For several years now, I’ve been taking my son snow skiing in Park City, UT, using a wonderful adaptive program called the National Ability Center. They have recreational therapists that work with people with various disabilities teaching them winter sports and running summer camps. I cannot recommend this program highly enough, although it’s popularity means you have to get your child’s paperwork in months in advance. My son started in 2010 and this year was his fourth time going to Utah during the winter.
Here’s an interview with my son about the experience. What did you think when you first tried to ski this year:
“At first when I went on [the snow], I was very scared, but then was very worried when I was ready to go, but when I was already skiing, I noticed that I was still in contact with my guiding. I did try to keep balancing.” Did you enjoy it?
“Yes I did. I was making sure I wouldn’t fall.” What’s great about skiing?
“It’s just that it has a great sense of because I love the snow. But, this year there wasn’t enough snow. It was kind of snowless.” Would you like to go back again?
As a parent of a child with autism, I have taken many “trips” to the Texas Capitol building, and it is a gorgeous structure to tour. However, I’ve never been there as a tourist, not once in my eight years of trips as I’ve always gone there as an autism mom and advocate. I’ve testified at every session since 2007 (the first session that I knew my son had autism) on legislation related to disability services, special education and access to autism therapies. I have seen many interesting nooks and crannies of the Capitol building during my now eight years of autism advocacy and learned a thing or two about how laws are made and how advocates working together can make a difference.
I started my efforts with the 2007 Session working to get laws passed for the coverage of autism therapies and now just finished testifying at the 2015 session, again in support of access to autism therapy. One of the things that I learn is that slowly oh, so slowly, does autism law change. But, the few laws I’ve been able to see change have been well worth it.
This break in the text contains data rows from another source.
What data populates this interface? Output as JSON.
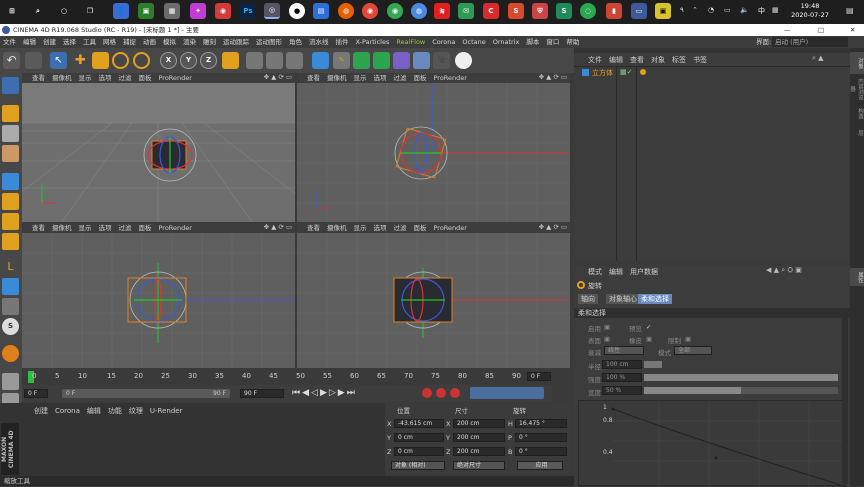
{
  "taskbar": {
    "time": "19:48",
    "date": "2020-07-27",
    "lang": "中",
    "tray_extra": "٩"
  },
  "window": {
    "title": "CINEMA 4D R19.068 Studio (RC - R19) - [未标题 1 *] - 主要",
    "min": "—",
    "max": "□",
    "close": "✕"
  },
  "menu": [
    "文件",
    "编辑",
    "创建",
    "选择",
    "工具",
    "网格",
    "捕捉",
    "动画",
    "模拟",
    "渲染",
    "雕刻",
    "运动跟踪",
    "运动图形",
    "角色",
    "流水线",
    "插件",
    "X-Particles",
    "RealFlow",
    "Corona",
    "Octane",
    "Ornatrix",
    "脚本",
    "窗口",
    "帮助"
  ],
  "layout": {
    "label": "界面:",
    "value": "启动 (用户)"
  },
  "viewport_menu": [
    "查看",
    "摄像机",
    "显示",
    "选项",
    "过滤",
    "面板",
    "ProRender"
  ],
  "timeline": {
    "ticks": [
      "0",
      "5",
      "10",
      "15",
      "20",
      "25",
      "30",
      "35",
      "40",
      "45",
      "50",
      "55",
      "60",
      "65",
      "70",
      "75",
      "80",
      "85",
      "90"
    ],
    "current": "0 F"
  },
  "transport": {
    "start": "0 F",
    "range_start": "0 F",
    "range_end": "90 F",
    "end": "90 F"
  },
  "material_menu": [
    "创建",
    "Corona",
    "编辑",
    "功能",
    "纹理",
    "U-Render"
  ],
  "coords": {
    "headers": [
      "位置",
      "尺寸",
      "旋转"
    ],
    "rows": [
      {
        "pl": "X",
        "pv": "-43.615 cm",
        "sl": "X",
        "sv": "200 cm",
        "rl": "H",
        "rv": "16.475 °"
      },
      {
        "pl": "Y",
        "pv": "0 cm",
        "sl": "Y",
        "sv": "200 cm",
        "rl": "P",
        "rv": "0 °"
      },
      {
        "pl": "Z",
        "pv": "0 cm",
        "sl": "Z",
        "sv": "200 cm",
        "rl": "B",
        "rv": "0 °"
      }
    ],
    "mode": "对象 (相对)",
    "size_mode": "绝对尺寸",
    "apply": "应用"
  },
  "objects": {
    "menu": [
      "文件",
      "编辑",
      "查看",
      "对象",
      "标签",
      "书签"
    ],
    "item": "立方体"
  },
  "attributes": {
    "menu": [
      "模式",
      "编辑",
      "用户数据"
    ],
    "title": "旋转",
    "tabs": [
      "轴向",
      "对象轴心",
      "柔和选择"
    ],
    "section": "柔和选择",
    "enable": "启用",
    "preview": "预览",
    "surface": "表面",
    "rubber": "橡皮",
    "limit": "限制",
    "falloff": "衰减",
    "falloff_val": "线性",
    "mode": "模式",
    "mode_val": "全部",
    "radius": "半径",
    "radius_val": "100 cm",
    "strength": "强度",
    "strength_val": "100 %",
    "width": "宽度",
    "width_val": "50 %",
    "graph_y": [
      "1",
      "0.8",
      "0.4"
    ]
  },
  "right_tabs": [
    "对象",
    "内容浏览器",
    "构造",
    "层",
    "属性"
  ],
  "status": "缩放工具"
}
This year I was speaking in defense of funding that is certain to be cut, and that’s a real shame, because my own child has benefited so greatly from the type of therapy on the chopping block–funding for Applied Behavior Analysis (ABA). ABA can help children with autism gain speech, reduce tantrums and allow them to more fully participate in life by helping them overcome some of their anxiety that keeps them homebound. I testified, not because my son would likely use this program, but because other children in the state need this opportunity.
I know for my own son, ABA helped him immensely. He’s able to leave our home, attend school without tantrums (well, very few) and speak in sentences, all things that were impossible to him 8 years ago. I’ve even asked him as I’ve watched him excel in school and manage his tantrums, “How did you accomplish so much?” and his answer, “the therapies worked.”